Yet, as the gun fired, she took off like a champ. For three rounds she fronted the group. And then, her mind collapsed. With 100m remaining, two runners passed her. In her mind, she saw no one else as the winner. And then two others leapfrogged. “And in that split second I told myself to just fall on purpose, and I fell really good, like I tripped or something,” said Hamilton in Learning to Lose: An Olympic Confessional, a BBC documentary. She pulled out of the next 2004 Athens Olympics at the last minute. And in 2005, suffering from depression, contemplated suicide.
Peter Haberl, a senior psychologist with Team USA for the Olympics, will be working with athletes who’ve suffered “crushing defeats” like Hamilton at the London Olympics. “To a certain extent it can be like stages of grieving,” Haberl told a website. “In that moment it is important to be present with an athlete and to help them understand that the moment, though it is extremely painful, will pass.”
Haberl often uses humour to drive out negativity. An athlete’s sob story usually starts with a cliché: “I let my country down.” Haberl makes them believe that they’re overestimating themselves. Yes you lost but when you returned home, Haberl asks, were all the flags at half mast, was the country in mourning, and did they close the schools?

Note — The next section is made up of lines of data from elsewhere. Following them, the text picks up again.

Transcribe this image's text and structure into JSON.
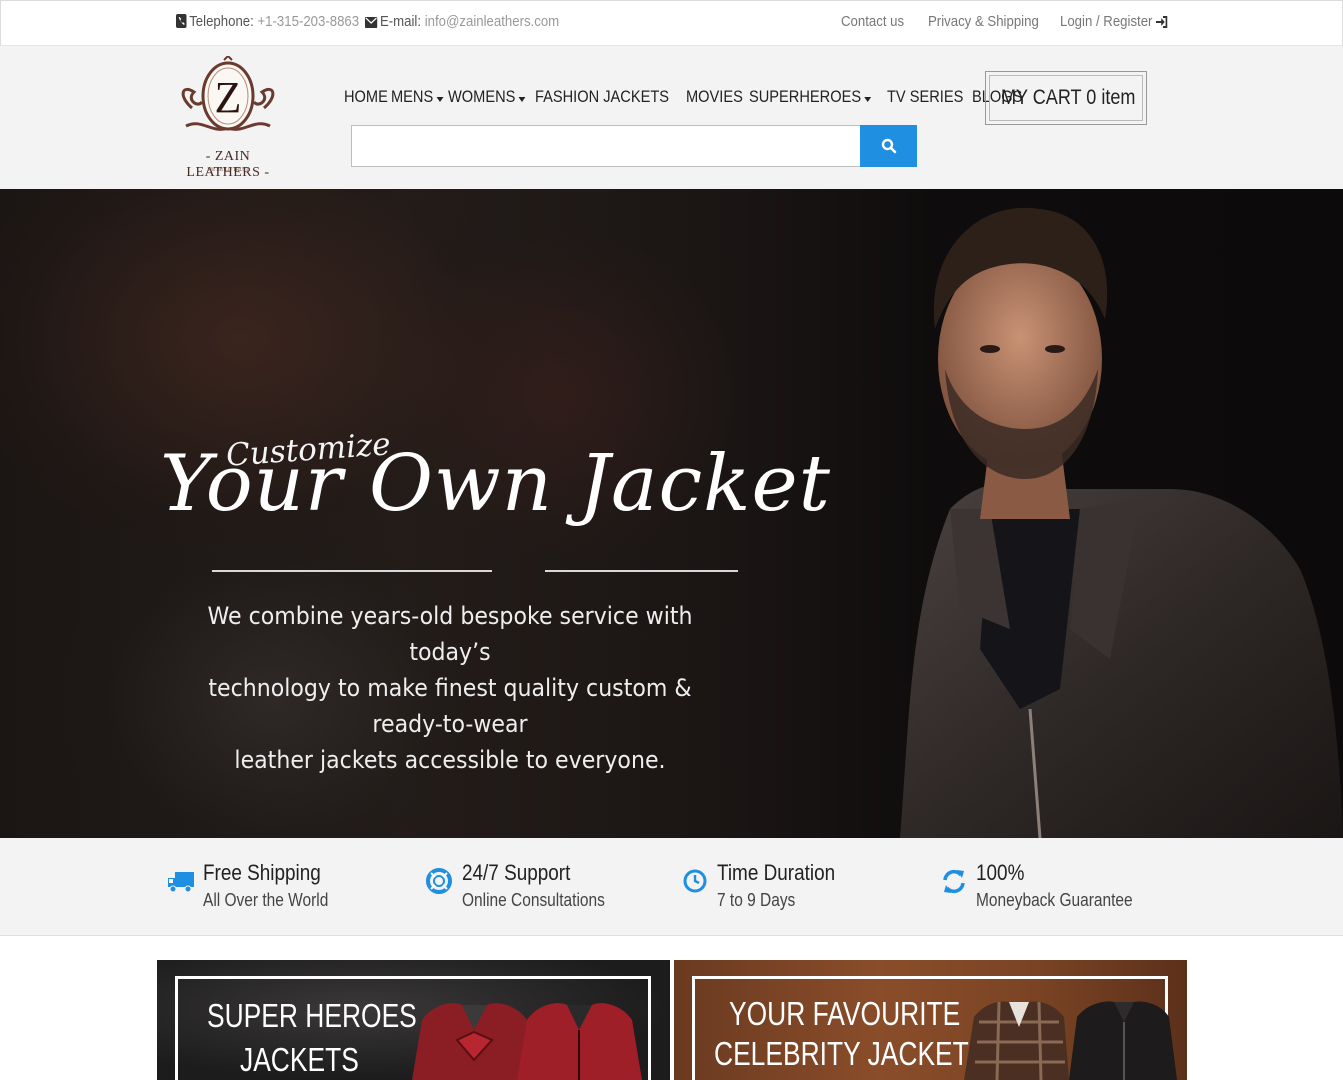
{
  "topbar": {
    "telephone_label": "Telephone:",
    "telephone_value": "+1-315-203-8863",
    "email_label": "E-mail:",
    "email_value": "info@zainleathers.com",
    "contact": "Contact us",
    "privacy": "Privacy & Shipping",
    "login": "Login / Register"
  },
  "logo": {
    "letter": "Z",
    "name": "- ZAIN LEATHERS -",
    "tagline": "WE BUILD TRUST"
  },
  "nav": {
    "items": [
      {
        "label": "HOME"
      },
      {
        "label": "MENS"
      },
      {
        "label": "WOMENS"
      },
      {
        "label": "FASHION JACKETS"
      },
      {
        "label": "MOVIES"
      },
      {
        "label": "SUPERHEROES"
      },
      {
        "label": "TV SERIES"
      },
      {
        "label": "BLOGS"
      }
    ]
  },
  "search": {
    "placeholder": ""
  },
  "cart": {
    "label": "MY CART",
    "count": "0 item"
  },
  "hero": {
    "script_small": "Customize",
    "script_big": "Your Own Jacket",
    "copy": [
      "We combine years-old bespoke service with today’s",
      "technology to make finest quality custom & ready-to-wear",
      "leather jackets accessible to everyone."
    ]
  },
  "features": [
    {
      "title": "Free Shipping",
      "subtitle": "All Over the World",
      "icon": "truck-icon"
    },
    {
      "title": "24/7 Support",
      "subtitle": "Online Consultations",
      "icon": "lifebuoy-icon"
    },
    {
      "title": "Time Duration",
      "subtitle": "7 to 9 Days",
      "icon": "clock-icon"
    },
    {
      "title": "100%",
      "subtitle": "Moneyback Guarantee",
      "icon": "refresh-icon"
    }
  ],
  "promos": [
    {
      "line1": "SUPER HEROES",
      "line2": "JACKETS"
    },
    {
      "line1": "YOUR FAVOURITE",
      "line2": "CELEBRITY JACKETS"
    }
  ],
  "colors": {
    "accent": "#1e8fe1",
    "header_bg": "#f3f3f3"
  }
}
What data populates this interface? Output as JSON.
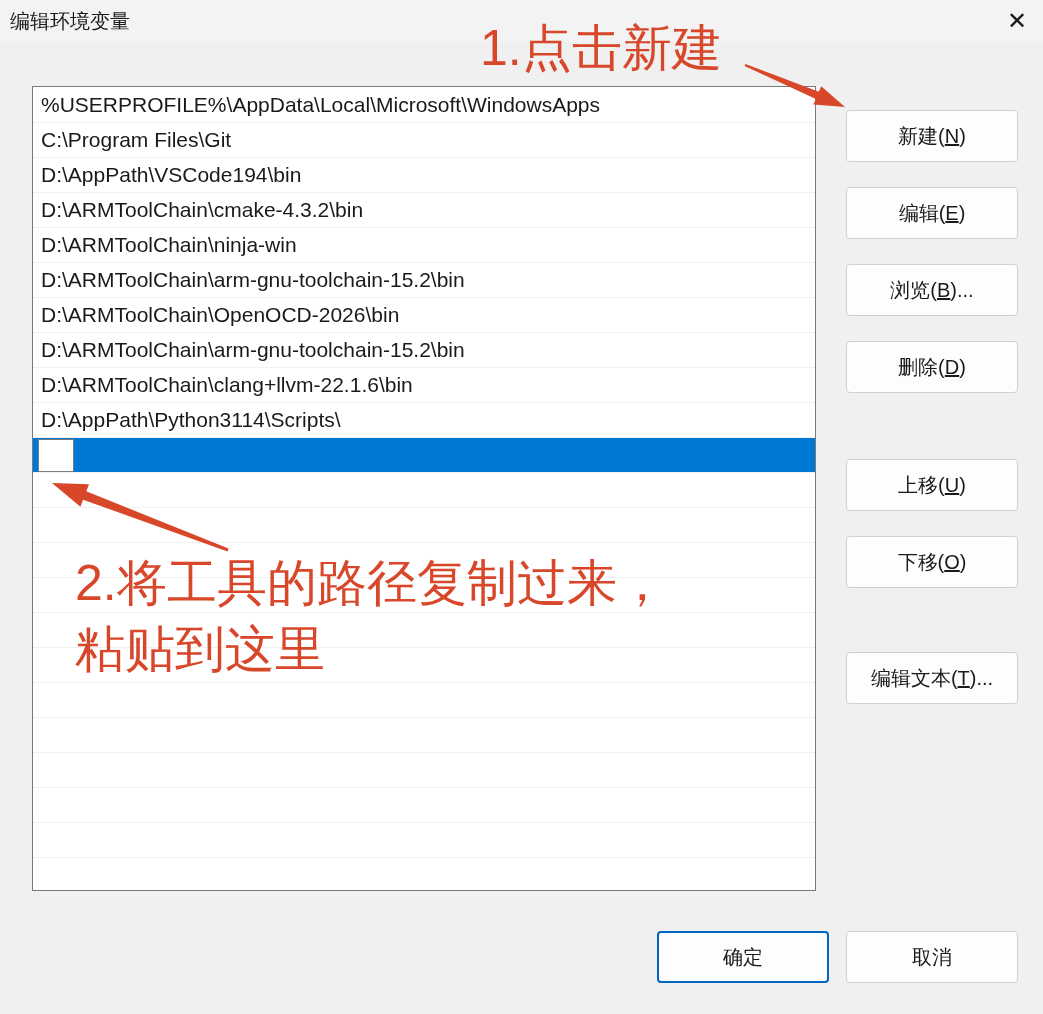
{
  "window": {
    "title": "编辑环境变量",
    "close_label": "✕"
  },
  "entries": [
    {
      "kind": "text",
      "text": "%USERPROFILE%\\AppData\\Local\\Microsoft\\WindowsApps",
      "selected": false
    },
    {
      "kind": "text",
      "text": "C:\\Program Files\\Git",
      "selected": false
    },
    {
      "kind": "text",
      "text": "D:\\AppPath\\VSCode194\\bin",
      "selected": false
    },
    {
      "kind": "text",
      "text": "D:\\ARMToolChain\\cmake-4.3.2\\bin",
      "selected": false
    },
    {
      "kind": "text",
      "text": "D:\\ARMToolChain\\ninja-win",
      "selected": false
    },
    {
      "kind": "text",
      "text": "D:\\ARMToolChain\\arm-gnu-toolchain-15.2\\bin",
      "selected": false
    },
    {
      "kind": "text",
      "text": "D:\\ARMToolChain\\OpenOCD-2026\\bin",
      "selected": false
    },
    {
      "kind": "text",
      "text": "D:\\ARMToolChain\\arm-gnu-toolchain-15.2\\bin",
      "selected": false
    },
    {
      "kind": "text",
      "text": "D:\\ARMToolChain\\clang+llvm-22.1.6\\bin",
      "selected": false
    },
    {
      "kind": "text",
      "text": "D:\\AppPath\\Python3114\\Scripts\\",
      "selected": false
    },
    {
      "kind": "editing",
      "selected": true
    }
  ],
  "side_buttons": [
    {
      "before": "新建(",
      "key": "N",
      "after": ")"
    },
    {
      "before": "编辑(",
      "key": "E",
      "after": ")"
    },
    {
      "before": "浏览(",
      "key": "B",
      "after": ")..."
    },
    {
      "before": "删除(",
      "key": "D",
      "after": ")"
    },
    {
      "before": "上移(",
      "key": "U",
      "after": ")"
    },
    {
      "before": "下移(",
      "key": "O",
      "after": ")"
    },
    {
      "before": "编辑文本(",
      "key": "T",
      "after": ")..."
    }
  ],
  "footer_buttons": [
    {
      "label": "确定",
      "default": true
    },
    {
      "label": "取消",
      "default": false
    }
  ],
  "annotations": [
    {
      "lines": [
        "1.点击新建"
      ]
    },
    {
      "lines": [
        "2.将工具的路径复制过来，",
        "粘贴到这里"
      ]
    }
  ]
}
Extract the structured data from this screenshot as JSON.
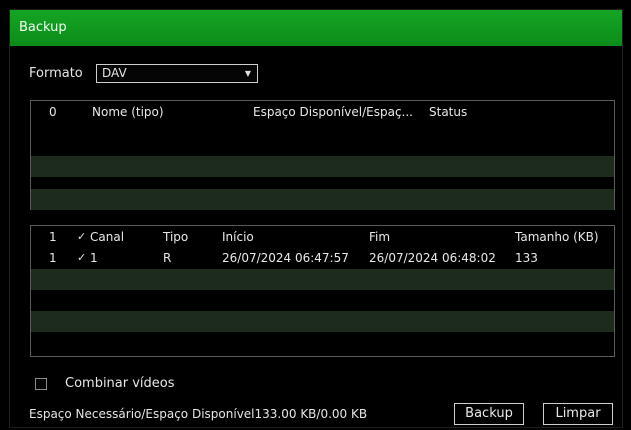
{
  "window": {
    "title": "Backup"
  },
  "format": {
    "label": "Formato",
    "value": "DAV"
  },
  "files_table": {
    "headers": [
      "0",
      "Nome (tipo)",
      "Espaço Disponível/Espaç...",
      "Status"
    ]
  },
  "records_table": {
    "headers": {
      "index": "1",
      "channel": "Canal",
      "type": "Tipo",
      "start": "Início",
      "end": "Fim",
      "size": "Tamanho (KB)"
    },
    "rows": [
      {
        "index": "1",
        "channel": "1",
        "type": "R",
        "start": "26/07/2024 06:47:57",
        "end": "26/07/2024 06:48:02",
        "size": "133"
      }
    ]
  },
  "combine": {
    "label": "Combinar vídeos"
  },
  "footer": {
    "space_text": "Espaço Necessário/Espaço Disponível133.00 KB/0.00 KB",
    "backup_label": "Backup",
    "clear_label": "Limpar"
  },
  "colors": {
    "titlebar": "#0f9a1f",
    "stripe": "#1d2b1d"
  }
}
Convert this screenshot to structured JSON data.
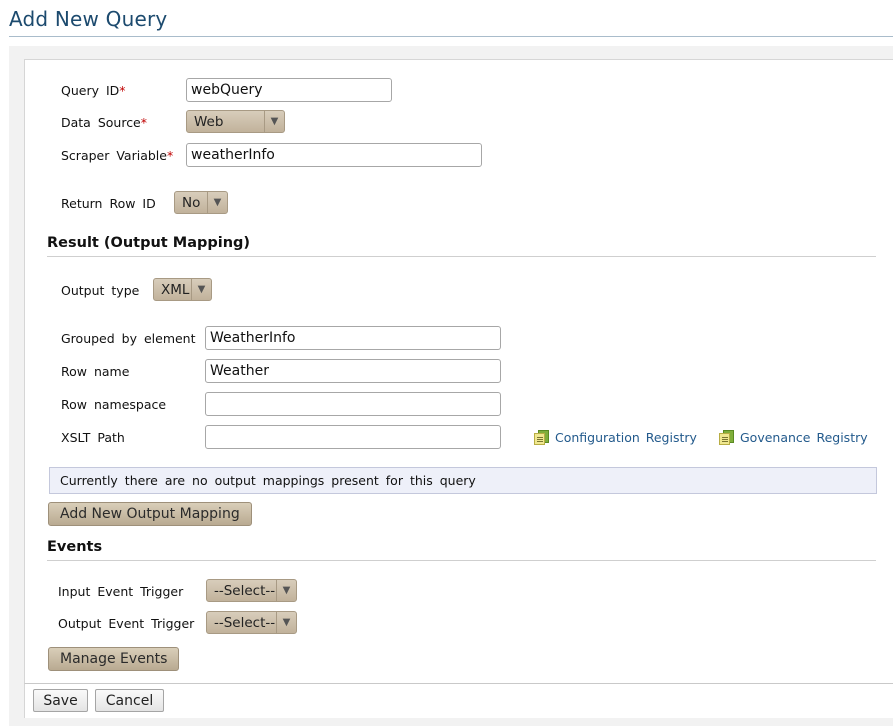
{
  "page": {
    "title": "Add New Query"
  },
  "form": {
    "query_id": {
      "label": "Query ID",
      "required_mark": "*",
      "value": "webQuery"
    },
    "data_source": {
      "label": "Data Source",
      "required_mark": "*",
      "selected": "Web"
    },
    "scraper_variable": {
      "label": "Scraper Variable",
      "required_mark": "*",
      "value": "weatherInfo"
    },
    "return_row_id": {
      "label": "Return Row ID",
      "selected": "No"
    }
  },
  "result_section": {
    "heading": "Result (Output Mapping)",
    "output_type": {
      "label": "Output type",
      "selected": "XML"
    },
    "grouped_by": {
      "label": "Grouped by element",
      "value": "WeatherInfo"
    },
    "row_name": {
      "label": "Row name",
      "value": "Weather"
    },
    "row_namespace": {
      "label": "Row namespace",
      "value": ""
    },
    "xslt_path": {
      "label": "XSLT Path",
      "value": ""
    },
    "config_registry_link": "Configuration Registry",
    "governance_registry_link": "Govenance Registry",
    "info_message": "Currently there are no output mappings present for this query",
    "add_mapping_button": "Add New Output Mapping"
  },
  "events_section": {
    "heading": "Events",
    "input_trigger": {
      "label": "Input Event Trigger",
      "selected": "--Select--"
    },
    "output_trigger": {
      "label": "Output Event Trigger",
      "selected": "--Select--"
    },
    "manage_button": "Manage Events"
  },
  "footer": {
    "save_label": "Save",
    "cancel_label": "Cancel"
  },
  "icons": {
    "dropdown": "chevron-down-icon",
    "registry": "registry-browse-icon"
  },
  "colors": {
    "title": "#1c4a6e",
    "link": "#235a8c",
    "required": "#c00000",
    "button": "#c8bba5"
  }
}
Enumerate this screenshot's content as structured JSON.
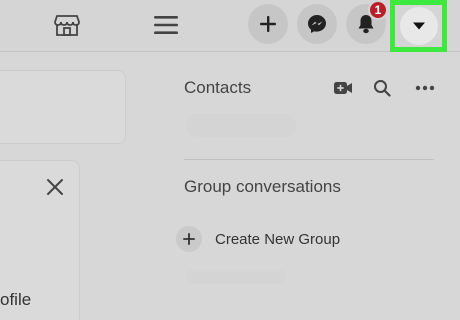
{
  "topbar": {
    "marketplace_icon": "store-icon",
    "menu_icon": "hamburger-menu-icon",
    "create_icon": "plus-icon",
    "messenger_icon": "messenger-icon",
    "notifications_icon": "bell-icon",
    "notifications_count": "1",
    "account_icon": "caret-down-icon",
    "highlight_color": "#3ee83e",
    "badge_color": "#b82029"
  },
  "left_panel": {
    "close_icon": "close-icon",
    "label_fragment": "ofile"
  },
  "contacts": {
    "title": "Contacts",
    "video_icon": "video-plus-icon",
    "search_icon": "search-icon",
    "more_icon": "more-horizontal-icon"
  },
  "groups": {
    "title": "Group conversations",
    "create_label": "Create New Group",
    "create_icon": "plus-icon"
  }
}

“You’re probably asking yourself if such a disorder [PODS] even exists or if we’re just trying to be funny,” writes judoka Taraje Williams-Murray in his blog. Murray-Williams took a year to recover from his Beijing Olympic loss. And he took another year to figure out his future goal. “Everything seems sickeningly mundane. Ordinary life is a lot different than viewing the world from the lofty vantage point of ‘Mount Olympics’. Back out here in the real world, nothing feels like it can ever go back to normal.” But it does. And it did for Bindra and Phelps. Again they found obsession, again normalcy.